Exercise instructions -> Here are some entries. Print them exactly as they are.

▬▬▬

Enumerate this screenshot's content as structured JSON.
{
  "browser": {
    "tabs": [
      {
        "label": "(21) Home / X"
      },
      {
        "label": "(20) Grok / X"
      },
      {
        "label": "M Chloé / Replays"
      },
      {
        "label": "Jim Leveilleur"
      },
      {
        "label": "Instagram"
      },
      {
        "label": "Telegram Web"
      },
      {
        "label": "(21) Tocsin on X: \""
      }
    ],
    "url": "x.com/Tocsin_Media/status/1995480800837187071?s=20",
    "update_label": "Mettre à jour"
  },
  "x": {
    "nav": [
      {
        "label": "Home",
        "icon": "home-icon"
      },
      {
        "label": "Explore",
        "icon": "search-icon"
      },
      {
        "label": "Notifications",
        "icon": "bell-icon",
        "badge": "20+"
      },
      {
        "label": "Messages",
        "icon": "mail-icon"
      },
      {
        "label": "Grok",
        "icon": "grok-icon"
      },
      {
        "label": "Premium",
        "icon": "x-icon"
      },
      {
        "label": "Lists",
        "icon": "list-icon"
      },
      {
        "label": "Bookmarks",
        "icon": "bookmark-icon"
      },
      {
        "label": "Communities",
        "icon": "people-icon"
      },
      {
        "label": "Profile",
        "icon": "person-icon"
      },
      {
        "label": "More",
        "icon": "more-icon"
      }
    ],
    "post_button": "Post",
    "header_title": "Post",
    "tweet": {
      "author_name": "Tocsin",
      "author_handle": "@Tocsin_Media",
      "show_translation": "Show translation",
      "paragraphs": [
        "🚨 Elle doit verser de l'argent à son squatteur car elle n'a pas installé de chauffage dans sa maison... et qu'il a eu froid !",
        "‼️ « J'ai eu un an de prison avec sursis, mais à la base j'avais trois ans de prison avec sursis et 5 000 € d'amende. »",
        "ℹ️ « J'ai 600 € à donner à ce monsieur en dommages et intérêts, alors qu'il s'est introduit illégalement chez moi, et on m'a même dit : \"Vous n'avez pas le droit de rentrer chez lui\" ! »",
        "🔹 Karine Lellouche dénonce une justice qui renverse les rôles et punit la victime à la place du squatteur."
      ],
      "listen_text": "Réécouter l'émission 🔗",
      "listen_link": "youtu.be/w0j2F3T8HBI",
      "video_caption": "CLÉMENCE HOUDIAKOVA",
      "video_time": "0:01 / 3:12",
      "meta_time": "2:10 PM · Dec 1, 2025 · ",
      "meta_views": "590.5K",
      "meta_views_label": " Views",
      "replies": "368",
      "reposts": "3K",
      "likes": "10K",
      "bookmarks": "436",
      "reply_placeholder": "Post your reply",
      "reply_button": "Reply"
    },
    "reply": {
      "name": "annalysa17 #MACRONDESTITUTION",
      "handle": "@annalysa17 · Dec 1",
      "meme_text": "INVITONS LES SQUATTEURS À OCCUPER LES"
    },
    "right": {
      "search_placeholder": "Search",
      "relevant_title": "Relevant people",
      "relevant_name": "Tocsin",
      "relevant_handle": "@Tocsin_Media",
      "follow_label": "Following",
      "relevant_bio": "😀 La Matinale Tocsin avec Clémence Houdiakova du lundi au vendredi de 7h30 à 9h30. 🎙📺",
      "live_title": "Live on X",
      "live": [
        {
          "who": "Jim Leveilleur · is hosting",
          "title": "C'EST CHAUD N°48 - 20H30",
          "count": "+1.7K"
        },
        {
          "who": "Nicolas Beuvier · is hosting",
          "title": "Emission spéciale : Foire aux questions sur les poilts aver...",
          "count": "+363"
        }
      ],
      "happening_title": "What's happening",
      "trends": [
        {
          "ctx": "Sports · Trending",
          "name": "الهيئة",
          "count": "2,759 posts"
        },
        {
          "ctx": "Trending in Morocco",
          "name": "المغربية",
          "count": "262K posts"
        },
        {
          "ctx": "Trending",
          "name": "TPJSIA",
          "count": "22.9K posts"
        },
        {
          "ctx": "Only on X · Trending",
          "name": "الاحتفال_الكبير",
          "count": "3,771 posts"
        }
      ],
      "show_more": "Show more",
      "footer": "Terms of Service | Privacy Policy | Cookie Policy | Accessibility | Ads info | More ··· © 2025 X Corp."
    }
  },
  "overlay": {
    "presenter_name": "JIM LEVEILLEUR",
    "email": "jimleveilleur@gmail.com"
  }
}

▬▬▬

Response to this task ->
Enumerate this screenshot's content as structured JSON.
{
  "browser": {
    "tabs": [
      {
        "label": "(21) Home / X"
      },
      {
        "label": "(20) Grok / X"
      },
      {
        "label": "M Chloé / Replays"
      },
      {
        "label": "Jim Leveilleur"
      },
      {
        "label": "Instagram"
      },
      {
        "label": "Telegram Web"
      },
      {
        "label": "(21) Tocsin on X: \""
      }
    ],
    "url": "x.com/Tocsin_Media/status/1995480800837187071?s=20",
    "update_label": "Mettre à jour"
  },
  "x": {
    "nav": [
      {
        "label": "Home",
        "icon": "home-icon"
      },
      {
        "label": "Explore",
        "icon": "search-icon"
      },
      {
        "label": "Notifications",
        "icon": "bell-icon",
        "badge": "20+"
      },
      {
        "label": "Messages",
        "icon": "mail-icon"
      },
      {
        "label": "Grok",
        "icon": "grok-icon"
      },
      {
        "label": "Premium",
        "icon": "x-icon"
      },
      {
        "label": "Lists",
        "icon": "list-icon"
      },
      {
        "label": "Bookmarks",
        "icon": "bookmark-icon"
      },
      {
        "label": "Communities",
        "icon": "people-icon"
      },
      {
        "label": "Profile",
        "icon": "person-icon"
      },
      {
        "label": "More",
        "icon": "more-icon"
      }
    ],
    "post_button": "Post",
    "header_title": "Post",
    "tweet": {
      "author_name": "Tocsin",
      "author_handle": "@Tocsin_Media",
      "show_translation": "Show translation",
      "paragraphs": [
        "🚨 Elle doit verser de l'argent à son squatteur car elle n'a pas installé de chauffage dans sa maison... et qu'il a eu froid !",
        "‼️ « J'ai eu un an de prison avec sursis, mais à la base j'avais trois ans de prison avec sursis et 5 000 € d'amende. »",
        "ℹ️ « J'ai 600 € à donner à ce monsieur en dommages et intérêts, alors qu'il s'est introduit illégalement chez moi, et on m'a même dit : \"Vous n'avez pas le droit de rentrer chez lui\" ! »",
        "🔹 Karine Lellouche dénonce une justice qui renverse les rôles et punit la victime à la place du squatteur."
      ],
      "listen_text": "Réécouter l'émission 🔗",
      "listen_link": "youtu.be/w0j2F3T8HBI",
      "video_caption": "CLÉMENCE HOUDIAKOVA",
      "video_time": "0:01 / 3:12",
      "meta_time": "2:10 PM · Dec 1, 2025 · ",
      "meta_views": "590.5K",
      "meta_views_label": " Views",
      "replies": "368",
      "reposts": "3K",
      "likes": "10K",
      "bookmarks": "436",
      "reply_placeholder": "Post your reply",
      "reply_button": "Reply"
    },
    "reply": {
      "name": "annalysa17 #MACRONDESTITUTION",
      "handle": "@annalysa17 · Dec 1",
      "meme_text": "INVITONS LES SQUATTEURS À OCCUPER LES"
    },
    "right": {
      "search_placeholder": "Search",
      "relevant_title": "Relevant people",
      "relevant_name": "Tocsin",
      "relevant_handle": "@Tocsin_Media",
      "follow_label": "Following",
      "relevant_bio": "😀 La Matinale Tocsin avec Clémence Houdiakova du lundi au vendredi de 7h30 à 9h30. 🎙📺",
      "live_title": "Live on X",
      "live": [
        {
          "who": "Jim Leveilleur · is hosting",
          "title": "C'EST CHAUD N°48 - 20H30",
          "count": "+1.7K"
        },
        {
          "who": "Nicolas Beuvier · is hosting",
          "title": "Emission spéciale : Foire aux questions sur les poilts aver...",
          "count": "+363"
        }
      ],
      "happening_title": "What's happening",
      "trends": [
        {
          "ctx": "Sports · Trending",
          "name": "الهيئة",
          "count": "2,759 posts"
        },
        {
          "ctx": "Trending in Morocco",
          "name": "المغربية",
          "count": "262K posts"
        },
        {
          "ctx": "Trending",
          "name": "TPJSIA",
          "count": "22.9K posts"
        },
        {
          "ctx": "Only on X · Trending",
          "name": "الاحتفال_الكبير",
          "count": "3,771 posts"
        }
      ],
      "show_more": "Show more",
      "footer": "Terms of Service | Privacy Policy | Cookie Policy | Accessibility | Ads info | More ··· © 2025 X Corp."
    }
  },
  "overlay": {
    "presenter_name": "JIM LEVEILLEUR",
    "email": "jimleveilleur@gmail.com"
  }
}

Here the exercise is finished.